Don’t get me wrong, there is nothing wrong with fresh green salads in and of themselves. The issue lies in a majority of the populations lack of education when it comes to health and the energetics of food. I was once one of those people. I spent a good year when I lived in northern California attempting to be a raw foodest. I went to workshops, bought books, and was amazed by the culinary delights I created without ever using the stove.
Although the idea of eating raw sounded great to my brain (I mean HELLO! Think of all those vital nutrients unharmed by cooking!!!), my body didn’t think it was that great. I didn’t really make the connection myself. See I had no training in medicine at the time so I was just winging it. I started seeing an Ayurvedic practitioner who pointed out the connections of my symptoms and my eating choices. At the time I was suffering from constipation, anxiety, insomnia, gas and bloating, painful periods and inability to concentrate. Although there are some differences in Ayurveda and Chinese medicine, there are also a lot of similarities. Because I am training Chinese medicine, I will explain in those terms.

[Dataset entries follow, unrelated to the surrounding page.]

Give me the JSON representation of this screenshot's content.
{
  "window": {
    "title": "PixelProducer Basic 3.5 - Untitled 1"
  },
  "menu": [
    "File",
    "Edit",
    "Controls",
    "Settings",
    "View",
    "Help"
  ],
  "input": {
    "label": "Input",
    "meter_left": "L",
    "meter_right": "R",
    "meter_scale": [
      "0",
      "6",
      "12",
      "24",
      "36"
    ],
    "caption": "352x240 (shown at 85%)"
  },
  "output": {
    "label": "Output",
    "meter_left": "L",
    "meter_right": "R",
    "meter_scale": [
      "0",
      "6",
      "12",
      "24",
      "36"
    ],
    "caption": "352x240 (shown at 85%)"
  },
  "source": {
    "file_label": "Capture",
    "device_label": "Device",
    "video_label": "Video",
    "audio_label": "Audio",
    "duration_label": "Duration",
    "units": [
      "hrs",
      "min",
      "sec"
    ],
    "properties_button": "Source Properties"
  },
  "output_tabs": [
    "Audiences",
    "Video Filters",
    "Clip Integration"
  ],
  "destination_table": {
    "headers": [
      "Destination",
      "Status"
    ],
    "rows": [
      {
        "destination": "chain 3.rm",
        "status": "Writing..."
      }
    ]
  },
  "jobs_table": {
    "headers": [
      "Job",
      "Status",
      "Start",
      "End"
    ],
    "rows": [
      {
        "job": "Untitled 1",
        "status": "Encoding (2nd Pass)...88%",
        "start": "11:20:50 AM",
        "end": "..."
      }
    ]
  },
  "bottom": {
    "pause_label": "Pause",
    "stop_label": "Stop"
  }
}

The digestive system is like a wood burning stove. You need to be continually stoking that digestive fire in order for it to break down the food and send nutrients to your body. If you’re continually adding cold foods (in temperature like icy things, or raw uncooked foods), you’re making your system work extra hard to try to absorb nutrients from the food. In particular in the fall and winter months when the weather gets colder and your body is trying to keep warm you want to be adding warm things not cold things like salads. Think of it like leaving the front door wide open in the middle of winter when you’re trying to heat your house – it makes everything work harder and not very efficiently.

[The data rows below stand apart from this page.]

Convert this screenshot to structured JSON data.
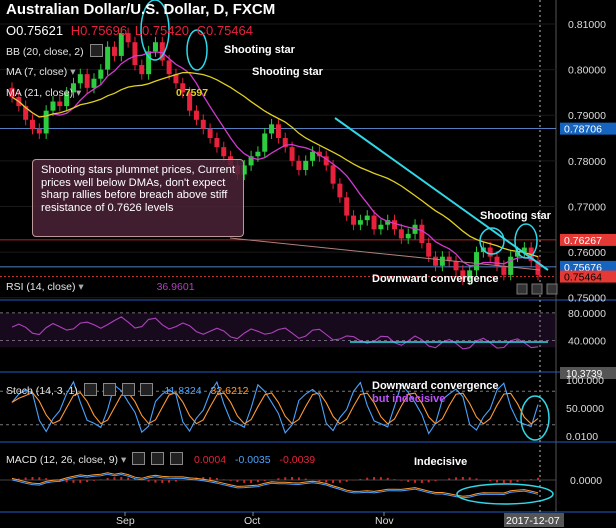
{
  "header": {
    "title": "Australian Dollar/U.S. Dollar, D, FXCM",
    "ohlc": [
      "O0.75621",
      "H0.75696",
      "L0.75420",
      "C0.75464"
    ]
  },
  "price_pane": {
    "bb_label": "BB (20, close, 2)",
    "ma7_label": "MA (7, close)",
    "ma21_label": "MA (21, close)",
    "ma21_value": "0.7597",
    "note": "Shooting stars plummet prices, Current prices well below DMAs, don't expect sharp rallies before breach above stiff resistance of 0.7626 levels",
    "annotations": [
      "Shooting star",
      "Shooting star",
      "Shooting star"
    ],
    "axis_ticks": [
      "0.81000",
      "0.80000",
      "0.79000",
      "0.78000",
      "0.77000",
      "0.76000",
      "0.75000"
    ],
    "price_tags": [
      {
        "text": "0.78706",
        "bg": "#1565c0",
        "fg": "#ffffff"
      },
      {
        "text": "0.76267",
        "bg": "#e53935",
        "fg": "#ffffff"
      },
      {
        "text": "0.75676",
        "bg": "#1565c0",
        "fg": "#ffffff"
      },
      {
        "text": "0.75464",
        "bg": "#e53935",
        "fg": "#000000"
      }
    ]
  },
  "rsi_pane": {
    "label": "RSI (14, close)",
    "value": "36.9601",
    "annotation": "Downward convergence",
    "axis_ticks": [
      "80.0000",
      "40.0000"
    ],
    "tag": "10.3739"
  },
  "stoch_pane": {
    "label": "Stoch (14, 3, 1)",
    "k": "11.8324",
    "d": "32.6212",
    "annotation1": "Downward convergence",
    "annotation2": "but indecisive",
    "axis_ticks": [
      "100.000",
      "50.0000",
      "0.0100"
    ]
  },
  "macd_pane": {
    "label": "MACD (12, 26, close, 9)",
    "v1": "0.0004",
    "v2": "-0.0035",
    "v3": "-0.0039",
    "annotation": "Indecisive",
    "axis_ticks": [
      "0.0000"
    ]
  },
  "x_axis": {
    "labels": [
      "Sep",
      "Oct",
      "Nov"
    ],
    "current_date": "2017-12-07"
  },
  "colors": {
    "bull": "#2ecc40",
    "bear": "#e8223c",
    "ma7": "#d23ad0",
    "ma21": "#e0d020",
    "rsi": "#b040c0",
    "stoch_k": "#4aa3ff",
    "stoch_d": "#ff9933",
    "macd_hist": "#d02828",
    "trend": "#30d8e8"
  },
  "chart_data": {
    "type": "candlestick",
    "ylim": [
      0.7495,
      0.8135
    ],
    "series_close": [
      0.794,
      0.792,
      0.789,
      0.787,
      0.786,
      0.791,
      0.793,
      0.792,
      0.795,
      0.797,
      0.799,
      0.796,
      0.798,
      0.8,
      0.805,
      0.803,
      0.808,
      0.806,
      0.801,
      0.799,
      0.804,
      0.806,
      0.802,
      0.799,
      0.797,
      0.795,
      0.791,
      0.789,
      0.787,
      0.785,
      0.783,
      0.781,
      0.779,
      0.777,
      0.779,
      0.781,
      0.782,
      0.786,
      0.788,
      0.785,
      0.783,
      0.78,
      0.778,
      0.78,
      0.782,
      0.781,
      0.779,
      0.775,
      0.772,
      0.768,
      0.766,
      0.767,
      0.768,
      0.765,
      0.766,
      0.767,
      0.765,
      0.763,
      0.764,
      0.766,
      0.762,
      0.759,
      0.757,
      0.759,
      0.758,
      0.756,
      0.754,
      0.756,
      0.76,
      0.761,
      0.759,
      0.757,
      0.755,
      0.759,
      0.76,
      0.761,
      0.758,
      0.755
    ]
  }
}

Even though ‘raw’ foods may have been promoted as having more nutrients in them, if your body is unable to digest and assimilate them, it’s a waste. By lightly cooking and steaming your foods, you’re maintaining nutrients and maximizing absorption…helping you get the most out of the food and feel good doing it.
The other thing to consider when picking your veggies is what is growing naturally in your area at that moment. If there is snow on the ground, it is unlikely that there would be salads around. Nature knows best. Those hearty root vegetables are probably a better choice for you until the summer months when you’re cruising around in your tank top and shorts.
The last things to consider is where in the world you live. If you live here in Santa Fe at high elevation (7,000 feet), it is unlikely that even in the summer months it would be a good idea for you to survive predominately off raw foods. The human body functions best at sea level. The higher you go, the harder your body has to work to keep hemoglobin concentration up. So if you are at high elevation and especially an athlete, give your body what it needs and eat a little meat.
The one exception to this whole raw food thing, in my opinion, would be if you lived at the beach in Brazil. But even then I think it would depend on your body type. Gabriel Cousins, raw food revolutionary, describes in his book Conscious Eating the different body types based on Ayurveda and how much raw food they should eat. I am mostly vata (which would be someone who leans towards TCM blood deficiency) so even in the IDEAL climate I should only eat 80% raw.
So before you decide what to eat on any given day, take a look outside at the weather, where in the world you are living, and what’s going on in your body. It is so easy for us to remain disconnected from Nature because we spend so much time indoors, in cars, and not growing our own food.